Task goal — Where does the word "replies" show up in the records? Copy every line that has it.

++++ Data supplied

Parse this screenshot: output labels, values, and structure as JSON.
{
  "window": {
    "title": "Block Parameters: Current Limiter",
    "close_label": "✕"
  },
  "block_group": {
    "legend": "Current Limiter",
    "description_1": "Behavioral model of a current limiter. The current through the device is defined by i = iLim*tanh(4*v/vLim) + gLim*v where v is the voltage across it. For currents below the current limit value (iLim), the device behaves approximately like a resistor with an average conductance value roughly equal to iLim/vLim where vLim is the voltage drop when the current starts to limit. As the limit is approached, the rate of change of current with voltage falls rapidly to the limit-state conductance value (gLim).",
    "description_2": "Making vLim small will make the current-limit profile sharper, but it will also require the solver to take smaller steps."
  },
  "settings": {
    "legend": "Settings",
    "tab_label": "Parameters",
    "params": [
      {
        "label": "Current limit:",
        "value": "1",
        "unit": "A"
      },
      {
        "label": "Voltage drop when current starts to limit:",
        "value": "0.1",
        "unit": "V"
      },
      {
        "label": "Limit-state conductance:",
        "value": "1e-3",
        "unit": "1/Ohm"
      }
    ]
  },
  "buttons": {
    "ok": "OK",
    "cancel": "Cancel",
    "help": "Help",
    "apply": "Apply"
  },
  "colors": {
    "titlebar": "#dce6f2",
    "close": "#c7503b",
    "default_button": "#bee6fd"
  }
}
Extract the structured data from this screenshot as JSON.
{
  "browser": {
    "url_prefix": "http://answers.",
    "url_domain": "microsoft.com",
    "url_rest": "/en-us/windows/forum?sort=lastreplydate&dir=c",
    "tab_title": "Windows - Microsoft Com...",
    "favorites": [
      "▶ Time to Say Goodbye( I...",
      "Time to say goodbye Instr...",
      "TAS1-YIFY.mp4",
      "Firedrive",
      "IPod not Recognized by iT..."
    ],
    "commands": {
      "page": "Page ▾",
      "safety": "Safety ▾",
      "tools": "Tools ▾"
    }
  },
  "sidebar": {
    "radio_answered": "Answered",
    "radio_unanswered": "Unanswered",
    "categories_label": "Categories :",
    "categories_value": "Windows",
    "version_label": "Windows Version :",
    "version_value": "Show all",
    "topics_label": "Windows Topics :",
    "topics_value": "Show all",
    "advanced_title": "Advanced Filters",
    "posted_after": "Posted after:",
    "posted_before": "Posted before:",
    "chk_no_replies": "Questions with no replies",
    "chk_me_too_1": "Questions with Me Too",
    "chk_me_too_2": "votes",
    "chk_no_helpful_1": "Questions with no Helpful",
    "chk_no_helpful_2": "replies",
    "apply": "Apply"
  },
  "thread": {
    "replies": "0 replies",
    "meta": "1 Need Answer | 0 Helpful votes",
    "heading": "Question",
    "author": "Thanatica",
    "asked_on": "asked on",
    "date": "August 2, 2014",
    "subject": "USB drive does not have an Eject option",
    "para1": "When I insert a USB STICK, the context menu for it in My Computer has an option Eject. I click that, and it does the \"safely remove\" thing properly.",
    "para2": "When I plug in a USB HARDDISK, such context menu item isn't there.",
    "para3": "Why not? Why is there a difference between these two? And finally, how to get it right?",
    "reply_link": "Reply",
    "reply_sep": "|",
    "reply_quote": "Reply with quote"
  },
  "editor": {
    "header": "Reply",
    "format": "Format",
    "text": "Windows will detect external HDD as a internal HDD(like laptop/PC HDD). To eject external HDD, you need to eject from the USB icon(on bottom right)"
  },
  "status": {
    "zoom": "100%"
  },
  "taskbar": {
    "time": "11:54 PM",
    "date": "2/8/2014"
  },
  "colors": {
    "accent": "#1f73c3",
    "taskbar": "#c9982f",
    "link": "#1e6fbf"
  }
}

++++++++

Solution for this task —
    "chk_no_replies": "Questions with no replies",
    "chk_no_helpful_2": "replies",
    "replies": "0 replies",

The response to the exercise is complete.